McClendon previously managed the Pirates from 2001-2005, compiling a 336-446 (.430) record with zero winning seasons, and has been the Tigers’ hitting coach since 2007.
Certainly plenty of managers who struggled in their first jobs have gone on to find success in later jobs, but it’s tough not to view this as a retread hire considering how much criticism McClendon received in Pittsburgh the first time around.
He’ll replace Eric Wedge, who went 213-273 (.438) in three seasons with the Mariners and left Seattle on bad terms by saying he wouldn’t have stuck around even if they gave him a five-year contract.
Padres bench coach Rick Renteria, Dodgers third base coach Tim Wallach, White Sox bench coach Joey Cora, and A’s bench coach Chip Hale were the other finalists for the job.
Buster Olney of ESPN reports that the Blue Jays have signed Steve Pearce to a two-year deal worth $12.5 million.
Pearce, 33 had some health issues in 2016, but he hit .288/.374/.492 across 302 plate appearances when he was on the field and he mashes lefties in particular. Pearce is versatile as well, logging time at first base, second base, right field, left field, and DH in 2016 while splitting time between the Rays and Orioles.

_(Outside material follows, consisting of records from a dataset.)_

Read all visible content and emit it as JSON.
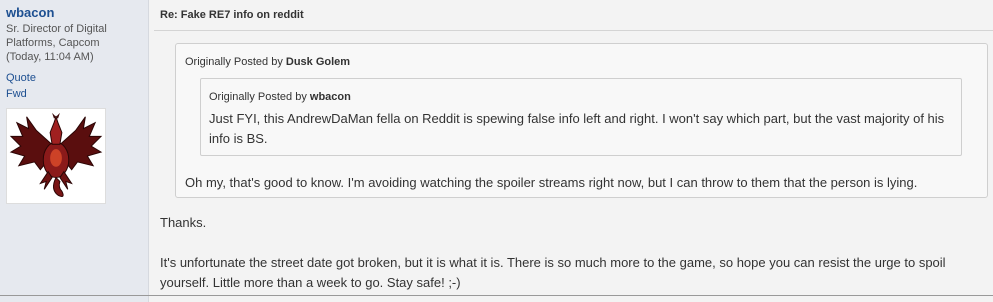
{
  "sidebar": {
    "username": "wbacon",
    "title_line1": "Sr. Director of Digital",
    "title_line2": "Platforms, Capcom",
    "post_time": "(Today, 11:04 AM)",
    "quote_link": "Quote",
    "fwd_link": "Fwd",
    "avatar_icon": "red-dragon-emblem-icon"
  },
  "post": {
    "title": "Re: Fake RE7 info on reddit",
    "outer_quote": {
      "prefix": "Originally Posted by",
      "author": "Dusk Golem",
      "text": "Oh my, that's good to know. I'm avoiding watching the spoiler streams right now, but I can throw to them that the person is lying."
    },
    "inner_quote": {
      "prefix": "Originally Posted by",
      "author": "wbacon",
      "text": "Just FYI, this AndrewDaMan fella on Reddit is spewing false info left and right. I won't say which part, but the vast majority of his info is BS."
    },
    "reply_line1": "Thanks.",
    "reply_line2": "It's unfortunate the street date got broken, but it is what it is. There is so much more to the game, so hope you can resist the urge to spoil yourself. Little more than a week to go. Stay safe! ;-)"
  },
  "colors": {
    "sidebar_bg": "#e6e9ef",
    "page_bg": "#f3f3f3",
    "link": "#1d4f91",
    "quote_border": "#cfcfcf",
    "dragon_red": "#8b1a1a"
  }
}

Last week Pirates infielder Jung Ho Kang was arrested in South Korea for driving under the influence of alcohol and leaving the scene of an accident. That’s bad, but it turns out that it’s nothing new. The Yonhapnews Agency reports that Kang has been arrested for DUI three times since 2009:
Gangnam Police Station in southern Seoul confirmed that it was Kang’s third DUI arrest, with the three strikes law resulting in the immediate revocation of his license. According to police, Kang had also been arrested for a DUI in August 2009 and May 2011. No personal injuries were reported in either case, though he’d caused property damage in the latter incident.
The report also notes that a companion of Kang initially claimed that he, and not Kang, was behind the wheel at the time of the accident which led to Kang’s arrest last week. It was later revealed by the car’s black box, however, that Kang was driving. So add in some obstruction of justice, whether it is charged or not, to the scene. Police are investigating that.
Between all of this and the fact that Kang is under investigation for an alleged sexual assault in Chicago this past season, a pretty ugly portrait of the Pirates’ infielder is beginning to reveal itself.